We cut our stay in Miami a day short, rescheduled our flight and left Miami Thursday morning at 10 AM, less than 48 hours after my prostate cancer surgery. Between the 3-hour flight to Houston and the drive on both ends, we did not get home until 5 PM. It was kind of an endurance test. Dr. Krongrad gave me some good advice for the flight. I thought I was going to be clever with my buddy Foley and not drink much liquid the couple of hours before the flight. This way I would minimize the risk of exposing Foley to the passengers. Dr. K told me, no, you need to hydrate yourself before and during the flight. He said airplanes are notorious dehydrators. Also, he said that as soon as the captain turned off the "Fasten Your Seat Belt" sign, I needed to get up and walk around and then get up again several times during the flight.
Over the next few days, I became obsessed with saying goodbye to Foley. At home, I was able to get better sleep: a couple of hours in bed, then a couple of hours sitting up in a recliner, then back to bed.
One week after LRP, with Foley still an intimate part of me, I awoke in the morning to discover my plumbing still worked. It was a little uncomfortable but I was ecstatic that the message was getting through.
Finally, the anticipated day arrived and I said my farewells to Foley. I had my primary doctor do the honors. I took an adult diaper to his office. Prior to removing Foley, the doctor asked if his nurse could watch, as she had never seen this done. I said heck no, bring the whole waiting room in, at this point there is no limit to what my vanity can abide.
Gay and I went to our favorite Mexican restaurant to celebrate. I pigged out and drank lots of water. Before leaving the restaurant, I went to the men's room to check things out. To my surprise, there were no leaks. Then I peed like a racehorse, stopped the flow, then peed again, all under my control.
Once we got home, at first I took the diaper off and inserted a pad. After an hour, there were no leaks. So, I took the pad out and have not used anything since. This was more than we could have dreamed about. I was 100% continent immediately. Tighter than a tick.
Two weeks after LRP, I worked 40 hours. The photo you see is me two weeks post-op.
Gay and I could not be happier with the whole experience and particularly the outcome. We feel blessed to have found Dr. Krongrad. Obviously, we are sold on the LRP procedure. More importantly, we are sold on Dr. Krongrad's skill and the caring manner with which he and his staff carry out their mission.
Good luck on your journey.
# # # John's 8-year update # # #
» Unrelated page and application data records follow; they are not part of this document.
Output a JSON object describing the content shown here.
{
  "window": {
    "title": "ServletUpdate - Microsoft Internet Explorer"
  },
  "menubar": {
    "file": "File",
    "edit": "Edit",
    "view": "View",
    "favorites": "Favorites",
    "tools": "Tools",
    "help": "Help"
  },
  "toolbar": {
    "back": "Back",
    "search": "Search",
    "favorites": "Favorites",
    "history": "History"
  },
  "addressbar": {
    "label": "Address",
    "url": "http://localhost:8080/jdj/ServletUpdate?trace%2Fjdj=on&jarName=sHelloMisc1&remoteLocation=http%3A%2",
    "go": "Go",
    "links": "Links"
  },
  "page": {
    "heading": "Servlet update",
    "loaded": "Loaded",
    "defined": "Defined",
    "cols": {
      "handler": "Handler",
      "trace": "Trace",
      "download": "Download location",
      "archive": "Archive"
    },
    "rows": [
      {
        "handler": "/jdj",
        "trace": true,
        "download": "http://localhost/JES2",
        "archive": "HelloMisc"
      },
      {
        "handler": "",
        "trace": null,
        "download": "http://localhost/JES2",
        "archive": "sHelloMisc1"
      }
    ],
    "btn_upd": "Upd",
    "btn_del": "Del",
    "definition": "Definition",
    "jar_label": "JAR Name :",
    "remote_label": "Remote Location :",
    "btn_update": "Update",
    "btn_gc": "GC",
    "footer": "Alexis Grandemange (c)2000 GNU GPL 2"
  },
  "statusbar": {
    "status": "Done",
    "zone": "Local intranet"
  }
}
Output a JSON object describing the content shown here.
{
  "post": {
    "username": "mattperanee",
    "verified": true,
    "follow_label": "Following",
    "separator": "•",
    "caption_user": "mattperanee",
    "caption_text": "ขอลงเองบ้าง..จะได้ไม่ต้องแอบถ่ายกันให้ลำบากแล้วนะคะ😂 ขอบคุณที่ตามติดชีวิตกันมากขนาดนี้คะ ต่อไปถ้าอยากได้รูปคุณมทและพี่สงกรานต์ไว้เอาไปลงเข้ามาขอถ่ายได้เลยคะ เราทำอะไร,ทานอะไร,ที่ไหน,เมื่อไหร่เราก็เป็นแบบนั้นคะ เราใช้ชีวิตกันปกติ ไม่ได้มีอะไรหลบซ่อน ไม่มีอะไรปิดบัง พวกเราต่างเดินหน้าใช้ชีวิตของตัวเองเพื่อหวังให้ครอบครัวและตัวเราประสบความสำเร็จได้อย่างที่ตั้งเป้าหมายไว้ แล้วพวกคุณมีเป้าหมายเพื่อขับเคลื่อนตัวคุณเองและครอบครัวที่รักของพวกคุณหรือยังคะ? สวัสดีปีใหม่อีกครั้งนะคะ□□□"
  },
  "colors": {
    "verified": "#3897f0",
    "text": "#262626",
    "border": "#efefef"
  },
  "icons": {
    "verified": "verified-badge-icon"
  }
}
It’s been 8 years since Dr. Krongrad performed LRP on me. I’m still cancer free and my plumbing still works good as ever. So grateful I found Dr K back in 2003 when LRP was not as readily available as it is today.